Flight awards cover fares only, you still need to pay taxes and fees. This results in economy class rewards being the lowest value for your hard-earned miles. The taxes and fees for a return economy class reward flight with British Airways would be a staggering €109.11 The full fare for my return ticket BRU-LHR would be €175.11 That’s a €66 discount in exchange for your 6000 miles, Sir. No way. After making all kinds of cash+miles/economy class and business class combinations, I figured out the highest value for my 6K miles. The inbound flight LHR to BRU in Business class (called ‘Club Europe’ by BA). The full fare €559.20 euro. My miles+cash+taxes+fee fare €112.80 That’s a €446,40 value for my 6000 miles! Of course, business class on a one hour A319 flight won’t be that impressive, but still, I’ll enjoy champagne at take-off and maybe a business class meal. More importantly, I’ll have the opportunity to experience a business class treatment at the new Terminal 5 of London Heathrow and have access to the British Airways lounges. A nice topic for a travel.bart.la blog post!
My inbound flight was booked, still had to figure out a way to get to London. A one way train ticket would be €56, a one way flight €57 (BMI). Easy choice. Once again Bravofly.com demonstrated it’s power.
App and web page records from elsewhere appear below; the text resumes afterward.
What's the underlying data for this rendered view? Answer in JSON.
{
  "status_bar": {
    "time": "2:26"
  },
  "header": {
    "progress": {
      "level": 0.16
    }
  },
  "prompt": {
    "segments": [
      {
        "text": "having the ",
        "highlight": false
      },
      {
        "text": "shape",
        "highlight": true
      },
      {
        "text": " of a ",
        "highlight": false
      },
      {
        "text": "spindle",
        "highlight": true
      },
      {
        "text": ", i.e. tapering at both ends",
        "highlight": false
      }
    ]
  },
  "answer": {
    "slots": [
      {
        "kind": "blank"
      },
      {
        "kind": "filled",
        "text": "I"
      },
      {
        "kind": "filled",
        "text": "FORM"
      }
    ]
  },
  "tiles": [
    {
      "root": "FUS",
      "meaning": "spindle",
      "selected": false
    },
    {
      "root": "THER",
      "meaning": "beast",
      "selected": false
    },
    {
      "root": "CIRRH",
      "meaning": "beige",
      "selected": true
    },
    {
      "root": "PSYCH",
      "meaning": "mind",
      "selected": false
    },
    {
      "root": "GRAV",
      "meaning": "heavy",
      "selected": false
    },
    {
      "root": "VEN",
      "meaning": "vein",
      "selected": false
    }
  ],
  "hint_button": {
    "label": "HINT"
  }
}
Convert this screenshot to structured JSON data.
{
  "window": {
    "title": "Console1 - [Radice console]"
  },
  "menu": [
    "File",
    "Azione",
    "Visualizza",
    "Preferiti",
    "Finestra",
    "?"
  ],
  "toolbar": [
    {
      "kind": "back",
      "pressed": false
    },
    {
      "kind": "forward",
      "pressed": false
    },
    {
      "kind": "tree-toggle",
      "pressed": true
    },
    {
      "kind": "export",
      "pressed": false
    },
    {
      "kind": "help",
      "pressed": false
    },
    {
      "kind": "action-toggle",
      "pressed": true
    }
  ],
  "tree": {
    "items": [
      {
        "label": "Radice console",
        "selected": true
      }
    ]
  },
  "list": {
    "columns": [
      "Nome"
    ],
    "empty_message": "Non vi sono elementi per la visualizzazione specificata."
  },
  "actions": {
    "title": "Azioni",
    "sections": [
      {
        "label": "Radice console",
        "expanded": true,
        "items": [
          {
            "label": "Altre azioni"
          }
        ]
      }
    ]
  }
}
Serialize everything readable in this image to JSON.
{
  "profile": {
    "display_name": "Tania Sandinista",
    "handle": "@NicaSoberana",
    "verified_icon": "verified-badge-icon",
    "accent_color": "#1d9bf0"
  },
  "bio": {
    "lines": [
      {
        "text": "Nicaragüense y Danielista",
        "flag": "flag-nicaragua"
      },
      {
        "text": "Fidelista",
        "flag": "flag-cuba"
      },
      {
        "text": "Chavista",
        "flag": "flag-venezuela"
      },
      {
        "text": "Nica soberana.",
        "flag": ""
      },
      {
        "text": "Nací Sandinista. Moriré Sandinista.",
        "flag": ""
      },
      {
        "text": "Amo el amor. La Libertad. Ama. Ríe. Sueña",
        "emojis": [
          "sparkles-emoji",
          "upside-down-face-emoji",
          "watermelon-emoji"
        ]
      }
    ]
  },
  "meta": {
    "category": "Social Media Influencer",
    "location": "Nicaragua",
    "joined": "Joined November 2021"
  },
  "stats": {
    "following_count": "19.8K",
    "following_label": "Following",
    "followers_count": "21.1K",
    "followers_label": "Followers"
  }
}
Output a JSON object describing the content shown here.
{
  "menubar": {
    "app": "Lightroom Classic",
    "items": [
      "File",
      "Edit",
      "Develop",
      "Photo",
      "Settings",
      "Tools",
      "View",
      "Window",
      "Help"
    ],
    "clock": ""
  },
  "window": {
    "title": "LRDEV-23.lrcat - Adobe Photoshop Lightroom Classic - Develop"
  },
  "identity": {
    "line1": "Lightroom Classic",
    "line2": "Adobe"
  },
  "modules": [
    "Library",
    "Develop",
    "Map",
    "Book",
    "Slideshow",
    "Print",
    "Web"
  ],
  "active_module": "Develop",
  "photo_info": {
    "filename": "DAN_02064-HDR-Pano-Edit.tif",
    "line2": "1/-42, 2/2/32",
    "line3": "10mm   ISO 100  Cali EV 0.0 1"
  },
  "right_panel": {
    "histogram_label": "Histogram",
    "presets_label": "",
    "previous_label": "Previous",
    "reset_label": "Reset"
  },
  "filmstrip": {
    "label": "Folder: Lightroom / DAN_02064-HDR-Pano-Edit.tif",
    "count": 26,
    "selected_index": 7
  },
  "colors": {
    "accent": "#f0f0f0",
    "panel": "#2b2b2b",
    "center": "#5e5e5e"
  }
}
It not only combines regular and low-cost airlines, it also makes combinations of oneway tickets to find the cheapest fare. Using this kind of ticket search engines, you might noticed intriguing pricing policies. Example: That €57 one way BMI flight is in fact operated by Brussels Airlines. Brussels Airlines sells the same flight for €88. The base fare is €26 for both airlines, but there’s a €31 difference in taxes. The reason behind this is the difference in fuel surcharges: a €36 fuel fee at Brussels Airlines versus a €5 fuel fee at BMI. Both airlines have an additional fee for credit card payments: €6 at BMI and €7.5 at Brussels Airlines. As BMI is a Star Alliance partner, I should be able to collect some miles on this flight too. (we’ll see about that)Picture: Bravofly.com screenshot shows Brussels Airlines flight sold cheaper by BMI
Final price comparison:
Hotels in London are incredibly expensive. The timing of my trip made it even worst. UEFA Champions League final 2011 at Wembley stadium on May 28. All luxury hotels fully booked or showing astronomical room rates, also on the days before the final. Have a look at this HotelsCombined.com screenshot:
Picture: InterContinental London Park Lane – Lowest room rate per night for stays May 25-27,2011 = €707
As a budget traveler you would try to avoid planning trips at this time. As a loyalty traveler it feels like time to cash in a reward. So I did. I used two free nights which I earned during last year’s PriorityClub.com Sweet Dilemma promotion to book the InterContinental London Park Lane.
Total cost of London 5* accommodation: €0 Value on March 29,2011: €1404
Remark: I had to spend 4 nights (4 stays) at IHG properties to earn those two free nights in 2010. So I did spend around 250 euro on 4 hotel nights of which two were mattress runs.
Enjoyed a one night stay at Radisson Blu Bucharest last weekend. Had checked the hotel’s public areas on a previous trip and was overwhelmed by the impressive Bla lobby bar. I stayed on a Family and Friends rate (see Bucharest planning for details) which was 80 euro per night including breakfast for two and a 25% discount at the all-day-restaurant Caffe Citta.
Overall, I was very impressed by this hotel, both infrastructure and service wise. Modern high quality interior design and well trained friendly staff. No wonder this hotel is rated #1 for business (and #2 for leisure) on Tripadvisor.
Advise for your airport transportation: book the Radisson shuttle service (43 lei/10 euro). Every hour a shuttle leaves for the airport. With a bit of luck you’re the only guest going to the airport which means a hotel’s Mercedes-Benz E-Class will drive you. (normally 160 lei/40 euro)